*** Opening DATA TO EXAMINE ***

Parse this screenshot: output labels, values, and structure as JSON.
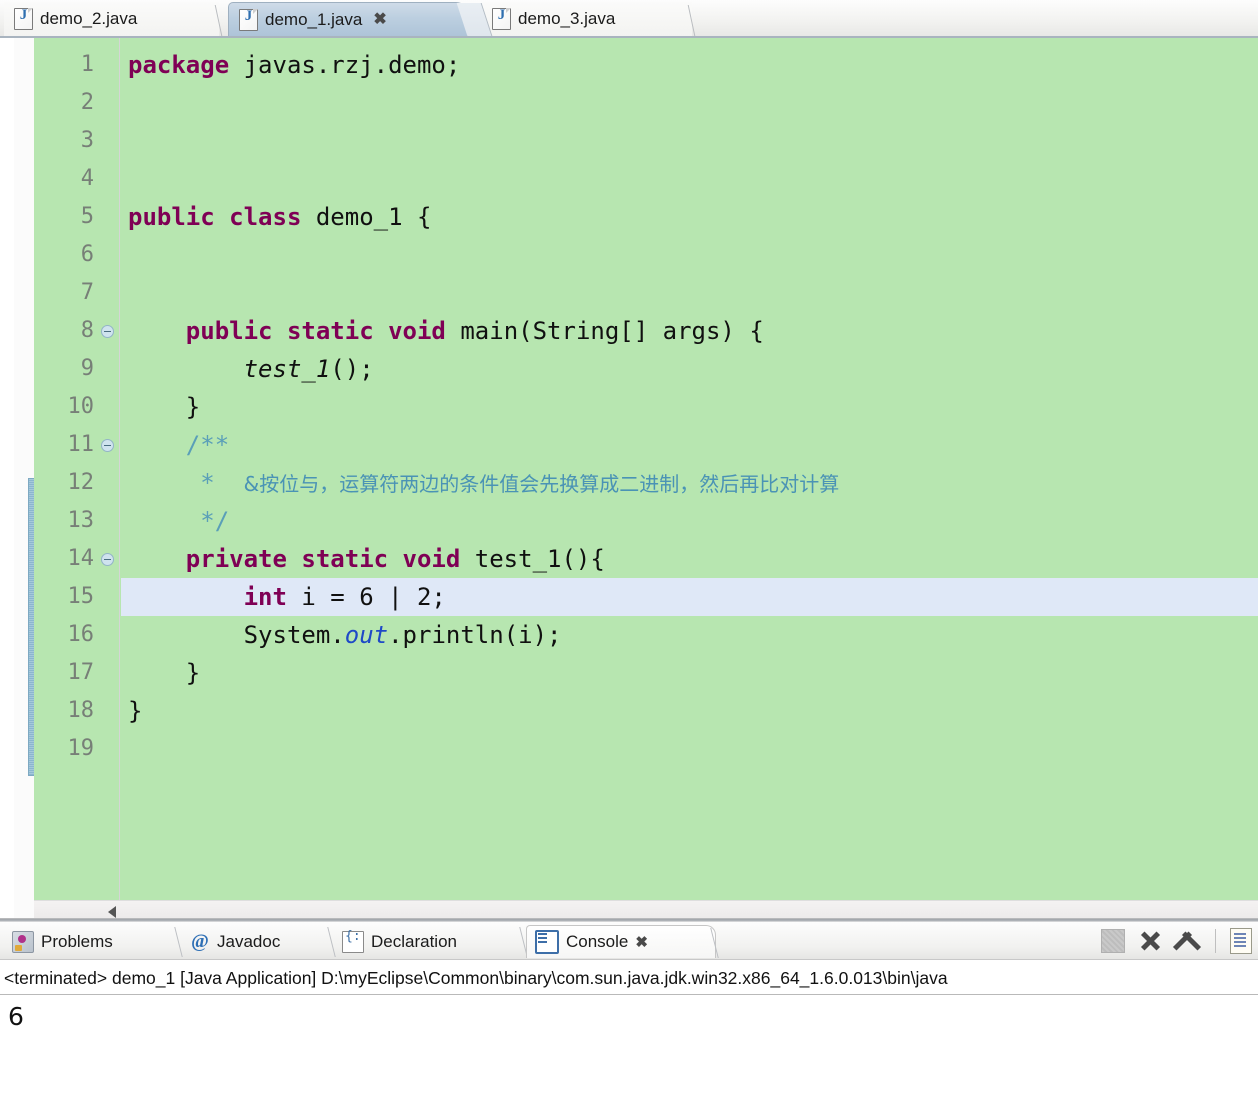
{
  "editor_tabs": [
    {
      "label": "demo_2.java",
      "icon": "java-file-icon",
      "active": false,
      "closable": false
    },
    {
      "label": "demo_1.java",
      "icon": "java-file-icon",
      "active": true,
      "closable": true,
      "close_glyph": "✖"
    },
    {
      "label": "demo_3.java",
      "icon": "java-file-icon",
      "active": false,
      "closable": false
    }
  ],
  "code": {
    "language": "java",
    "background_color": "#b7e6b0",
    "current_line": 15,
    "current_line_color": "#dfe8f7",
    "keyword_color": "#7f0055",
    "comment_color": "#5a9fb8",
    "field_color": "#1e49c7",
    "lines": [
      {
        "n": "1",
        "fold": false,
        "indent": 0,
        "tokens": [
          {
            "t": "package ",
            "c": "kw"
          },
          {
            "t": "javas.rzj.demo;",
            "c": ""
          }
        ]
      },
      {
        "n": "2",
        "fold": false,
        "indent": 0,
        "tokens": []
      },
      {
        "n": "3",
        "fold": false,
        "indent": 0,
        "tokens": []
      },
      {
        "n": "4",
        "fold": false,
        "indent": 0,
        "tokens": []
      },
      {
        "n": "5",
        "fold": false,
        "indent": 0,
        "tokens": [
          {
            "t": "public class ",
            "c": "kw"
          },
          {
            "t": "demo_1 {",
            "c": ""
          }
        ]
      },
      {
        "n": "6",
        "fold": false,
        "indent": 0,
        "tokens": []
      },
      {
        "n": "7",
        "fold": false,
        "indent": 0,
        "tokens": []
      },
      {
        "n": "8",
        "fold": true,
        "indent": 1,
        "tokens": [
          {
            "t": "public static void ",
            "c": "kw"
          },
          {
            "t": "main(String[] args) {",
            "c": ""
          }
        ]
      },
      {
        "n": "9",
        "fold": false,
        "indent": 2,
        "tokens": [
          {
            "t": "test_1",
            "c": "stat"
          },
          {
            "t": "();",
            "c": ""
          }
        ]
      },
      {
        "n": "10",
        "fold": false,
        "indent": 1,
        "tokens": [
          {
            "t": "}",
            "c": ""
          }
        ]
      },
      {
        "n": "11",
        "fold": true,
        "indent": 1,
        "tokens": [
          {
            "t": "/**",
            "c": "cmt"
          }
        ]
      },
      {
        "n": "12",
        "fold": false,
        "indent": 1,
        "tokens": [
          {
            "t": " *  ",
            "c": "cmt"
          },
          {
            "t": "&按位与，运算符两边的条件值会先换算成二进制，然后再比对计算",
            "c": "cmt-cn"
          }
        ]
      },
      {
        "n": "13",
        "fold": false,
        "indent": 1,
        "tokens": [
          {
            "t": " */",
            "c": "cmt"
          }
        ]
      },
      {
        "n": "14",
        "fold": true,
        "indent": 1,
        "tokens": [
          {
            "t": "private static void ",
            "c": "kw"
          },
          {
            "t": "test_1(){",
            "c": ""
          }
        ]
      },
      {
        "n": "15",
        "fold": false,
        "indent": 2,
        "highlight": true,
        "tokens": [
          {
            "t": "int ",
            "c": "kw"
          },
          {
            "t": "i = 6 | 2;",
            "c": ""
          }
        ]
      },
      {
        "n": "16",
        "fold": false,
        "indent": 2,
        "tokens": [
          {
            "t": "System.",
            "c": ""
          },
          {
            "t": "out",
            "c": "field"
          },
          {
            "t": ".println(i);",
            "c": ""
          }
        ]
      },
      {
        "n": "17",
        "fold": false,
        "indent": 1,
        "tokens": [
          {
            "t": "}",
            "c": ""
          }
        ]
      },
      {
        "n": "18",
        "fold": false,
        "indent": 0,
        "tokens": [
          {
            "t": "}",
            "c": ""
          }
        ]
      },
      {
        "n": "19",
        "fold": false,
        "indent": 0,
        "tokens": []
      }
    ]
  },
  "console": {
    "tabs": [
      {
        "label": "Problems",
        "icon": "problems-icon",
        "active": false
      },
      {
        "label": "Javadoc",
        "icon": "at-sign-icon",
        "active": false
      },
      {
        "label": "Declaration",
        "icon": "declaration-icon",
        "active": false
      },
      {
        "label": "Console",
        "icon": "console-icon",
        "active": true,
        "close_glyph": "✖"
      }
    ],
    "toolbar": [
      {
        "name": "terminate-button",
        "tooltip": "Terminate"
      },
      {
        "name": "remove-launch-button",
        "tooltip": "Remove Launch"
      },
      {
        "name": "remove-all-terminated-button",
        "tooltip": "Remove All Terminated Launches"
      },
      {
        "name": "open-console-button",
        "tooltip": "Open Console"
      }
    ],
    "status_line": "<terminated> demo_1 [Java Application] D:\\myEclipse\\Common\\binary\\com.sun.java.jdk.win32.x86_64_1.6.0.013\\bin\\java",
    "output": "6"
  }
}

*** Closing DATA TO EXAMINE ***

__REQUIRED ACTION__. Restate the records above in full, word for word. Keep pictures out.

__RESULT__.
Parse this screenshot: output labels, values, and structure as JSON.
{
  "editor_tabs": [
    {
      "label": "demo_2.java",
      "icon": "java-file-icon",
      "active": false,
      "closable": false
    },
    {
      "label": "demo_1.java",
      "icon": "java-file-icon",
      "active": true,
      "closable": true,
      "close_glyph": "✖"
    },
    {
      "label": "demo_3.java",
      "icon": "java-file-icon",
      "active": false,
      "closable": false
    }
  ],
  "code": {
    "language": "java",
    "background_color": "#b7e6b0",
    "current_line": 15,
    "current_line_color": "#dfe8f7",
    "keyword_color": "#7f0055",
    "comment_color": "#5a9fb8",
    "field_color": "#1e49c7",
    "lines": [
      {
        "n": "1",
        "fold": false,
        "indent": 0,
        "tokens": [
          {
            "t": "package ",
            "c": "kw"
          },
          {
            "t": "javas.rzj.demo;",
            "c": ""
          }
        ]
      },
      {
        "n": "2",
        "fold": false,
        "indent": 0,
        "tokens": []
      },
      {
        "n": "3",
        "fold": false,
        "indent": 0,
        "tokens": []
      },
      {
        "n": "4",
        "fold": false,
        "indent": 0,
        "tokens": []
      },
      {
        "n": "5",
        "fold": false,
        "indent": 0,
        "tokens": [
          {
            "t": "public class ",
            "c": "kw"
          },
          {
            "t": "demo_1 {",
            "c": ""
          }
        ]
      },
      {
        "n": "6",
        "fold": false,
        "indent": 0,
        "tokens": []
      },
      {
        "n": "7",
        "fold": false,
        "indent": 0,
        "tokens": []
      },
      {
        "n": "8",
        "fold": true,
        "indent": 1,
        "tokens": [
          {
            "t": "public static void ",
            "c": "kw"
          },
          {
            "t": "main(String[] args) {",
            "c": ""
          }
        ]
      },
      {
        "n": "9",
        "fold": false,
        "indent": 2,
        "tokens": [
          {
            "t": "test_1",
            "c": "stat"
          },
          {
            "t": "();",
            "c": ""
          }
        ]
      },
      {
        "n": "10",
        "fold": false,
        "indent": 1,
        "tokens": [
          {
            "t": "}",
            "c": ""
          }
        ]
      },
      {
        "n": "11",
        "fold": true,
        "indent": 1,
        "tokens": [
          {
            "t": "/**",
            "c": "cmt"
          }
        ]
      },
      {
        "n": "12",
        "fold": false,
        "indent": 1,
        "tokens": [
          {
            "t": " *  ",
            "c": "cmt"
          },
          {
            "t": "&按位与，运算符两边的条件值会先换算成二进制，然后再比对计算",
            "c": "cmt-cn"
          }
        ]
      },
      {
        "n": "13",
        "fold": false,
        "indent": 1,
        "tokens": [
          {
            "t": " */",
            "c": "cmt"
          }
        ]
      },
      {
        "n": "14",
        "fold": true,
        "indent": 1,
        "tokens": [
          {
            "t": "private static void ",
            "c": "kw"
          },
          {
            "t": "test_1(){",
            "c": ""
          }
        ]
      },
      {
        "n": "15",
        "fold": false,
        "indent": 2,
        "highlight": true,
        "tokens": [
          {
            "t": "int ",
            "c": "kw"
          },
          {
            "t": "i = 6 | 2;",
            "c": ""
          }
        ]
      },
      {
        "n": "16",
        "fold": false,
        "indent": 2,
        "tokens": [
          {
            "t": "System.",
            "c": ""
          },
          {
            "t": "out",
            "c": "field"
          },
          {
            "t": ".println(i);",
            "c": ""
          }
        ]
      },
      {
        "n": "17",
        "fold": false,
        "indent": 1,
        "tokens": [
          {
            "t": "}",
            "c": ""
          }
        ]
      },
      {
        "n": "18",
        "fold": false,
        "indent": 0,
        "tokens": [
          {
            "t": "}",
            "c": ""
          }
        ]
      },
      {
        "n": "19",
        "fold": false,
        "indent": 0,
        "tokens": []
      }
    ]
  },
  "console": {
    "tabs": [
      {
        "label": "Problems",
        "icon": "problems-icon",
        "active": false
      },
      {
        "label": "Javadoc",
        "icon": "at-sign-icon",
        "active": false
      },
      {
        "label": "Declaration",
        "icon": "declaration-icon",
        "active": false
      },
      {
        "label": "Console",
        "icon": "console-icon",
        "active": true,
        "close_glyph": "✖"
      }
    ],
    "toolbar": [
      {
        "name": "terminate-button",
        "tooltip": "Terminate"
      },
      {
        "name": "remove-launch-button",
        "tooltip": "Remove Launch"
      },
      {
        "name": "remove-all-terminated-button",
        "tooltip": "Remove All Terminated Launches"
      },
      {
        "name": "open-console-button",
        "tooltip": "Open Console"
      }
    ],
    "status_line": "<terminated> demo_1 [Java Application] D:\\myEclipse\\Common\\binary\\com.sun.java.jdk.win32.x86_64_1.6.0.013\\bin\\java",
    "output": "6"
  }
}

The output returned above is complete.